I’ve never been a religious nor a spiritual person. This is why I was always sceptical towards things like meditation which is perceived to have a spiritual origin. For some people, meditation leads to inner peace and happiness while others might think of it as a placebo.
When I went to New York City during the Fall semester in 2017 to pursue a business certificate in finance, I took an additional course in organisational behaviour where we learned about the effects of meditation within an organisation. Research shows that it can increase productivity and reduce the risk of burnout. Then, a professional instructor went through a full meditation with us. The technique that was used was different from the one I want to recommend to you, but I still felt peaceful and relaxed in that moment. As any sceptic, I thought it might be a placebo effect since we heard about the research shortly before the meditation. Continue reading

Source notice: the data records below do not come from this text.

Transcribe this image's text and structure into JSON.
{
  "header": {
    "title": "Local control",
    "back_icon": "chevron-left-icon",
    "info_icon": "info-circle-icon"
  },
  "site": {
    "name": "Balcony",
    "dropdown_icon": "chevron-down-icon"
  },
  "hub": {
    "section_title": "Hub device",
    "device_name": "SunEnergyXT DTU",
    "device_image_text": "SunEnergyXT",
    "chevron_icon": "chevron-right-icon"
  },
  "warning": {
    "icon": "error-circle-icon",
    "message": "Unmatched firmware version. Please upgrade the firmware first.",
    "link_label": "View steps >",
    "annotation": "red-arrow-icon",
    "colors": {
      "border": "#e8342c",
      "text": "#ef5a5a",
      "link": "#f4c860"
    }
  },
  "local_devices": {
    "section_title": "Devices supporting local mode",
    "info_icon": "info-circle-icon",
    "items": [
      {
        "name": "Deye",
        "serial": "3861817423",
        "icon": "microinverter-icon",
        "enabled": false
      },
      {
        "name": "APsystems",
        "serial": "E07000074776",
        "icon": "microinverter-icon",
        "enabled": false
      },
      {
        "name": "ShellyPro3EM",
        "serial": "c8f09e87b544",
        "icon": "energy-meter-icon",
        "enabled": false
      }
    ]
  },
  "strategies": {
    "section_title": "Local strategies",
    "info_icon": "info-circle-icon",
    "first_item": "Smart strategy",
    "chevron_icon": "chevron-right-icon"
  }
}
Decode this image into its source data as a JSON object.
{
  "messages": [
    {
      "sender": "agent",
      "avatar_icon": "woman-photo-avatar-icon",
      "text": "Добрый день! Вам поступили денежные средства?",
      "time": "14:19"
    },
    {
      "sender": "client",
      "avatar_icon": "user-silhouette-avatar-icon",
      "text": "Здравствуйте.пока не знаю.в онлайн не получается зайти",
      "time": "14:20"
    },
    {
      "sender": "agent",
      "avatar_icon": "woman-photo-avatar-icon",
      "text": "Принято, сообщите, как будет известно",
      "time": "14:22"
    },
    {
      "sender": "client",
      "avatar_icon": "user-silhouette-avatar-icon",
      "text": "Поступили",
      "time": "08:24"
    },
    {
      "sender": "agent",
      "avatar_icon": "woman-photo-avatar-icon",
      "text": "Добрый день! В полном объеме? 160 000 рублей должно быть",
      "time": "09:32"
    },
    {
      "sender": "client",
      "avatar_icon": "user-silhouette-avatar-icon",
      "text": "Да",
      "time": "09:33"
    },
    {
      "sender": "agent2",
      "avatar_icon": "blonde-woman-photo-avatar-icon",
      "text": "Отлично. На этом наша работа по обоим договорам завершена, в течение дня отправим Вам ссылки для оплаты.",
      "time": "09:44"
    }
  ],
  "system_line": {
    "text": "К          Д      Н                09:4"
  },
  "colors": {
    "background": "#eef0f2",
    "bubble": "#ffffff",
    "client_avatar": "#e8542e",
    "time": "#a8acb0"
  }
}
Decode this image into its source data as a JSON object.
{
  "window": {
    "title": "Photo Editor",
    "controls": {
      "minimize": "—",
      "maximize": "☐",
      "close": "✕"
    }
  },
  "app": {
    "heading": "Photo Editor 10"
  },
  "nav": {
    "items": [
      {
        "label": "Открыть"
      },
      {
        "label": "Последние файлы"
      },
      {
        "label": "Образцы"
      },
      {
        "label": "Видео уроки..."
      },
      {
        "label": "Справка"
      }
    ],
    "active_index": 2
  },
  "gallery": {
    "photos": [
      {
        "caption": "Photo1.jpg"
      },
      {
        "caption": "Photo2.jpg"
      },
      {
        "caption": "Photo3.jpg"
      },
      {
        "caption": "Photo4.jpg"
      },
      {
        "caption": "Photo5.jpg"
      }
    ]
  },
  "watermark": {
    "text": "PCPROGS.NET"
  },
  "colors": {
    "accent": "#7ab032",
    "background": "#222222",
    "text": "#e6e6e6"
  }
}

How do you ‘recharge?’ This week a dear friend of mine reminded me how important it is to rest, relax, and recharge during times of high engagement, demands, and busy schedules. Not only is she completing her licensing requirements as a master’s level therapist, and her area of professional interest is quite demanding. She specializes in equine assisted psychotherapy and works with children and families coping with autism. We talk a lot about the concept of self-care and the importance of ‘recharging’. As a therapist, she is obligated professionally and ethically to ensure she is unimpaired for each counseling session. Unimpaired means nothing is distracting her focus, and she can give one hundred percent of her attention to each child. She has to schedule time during each day to restore her own sense of well-being before going onto her next appointment. Sometimes, especially during a hectic week like this one, the idea of being professionally required to schedule recharging time seems remarkable, even blissful! The trick is knowing what will make that time most effective.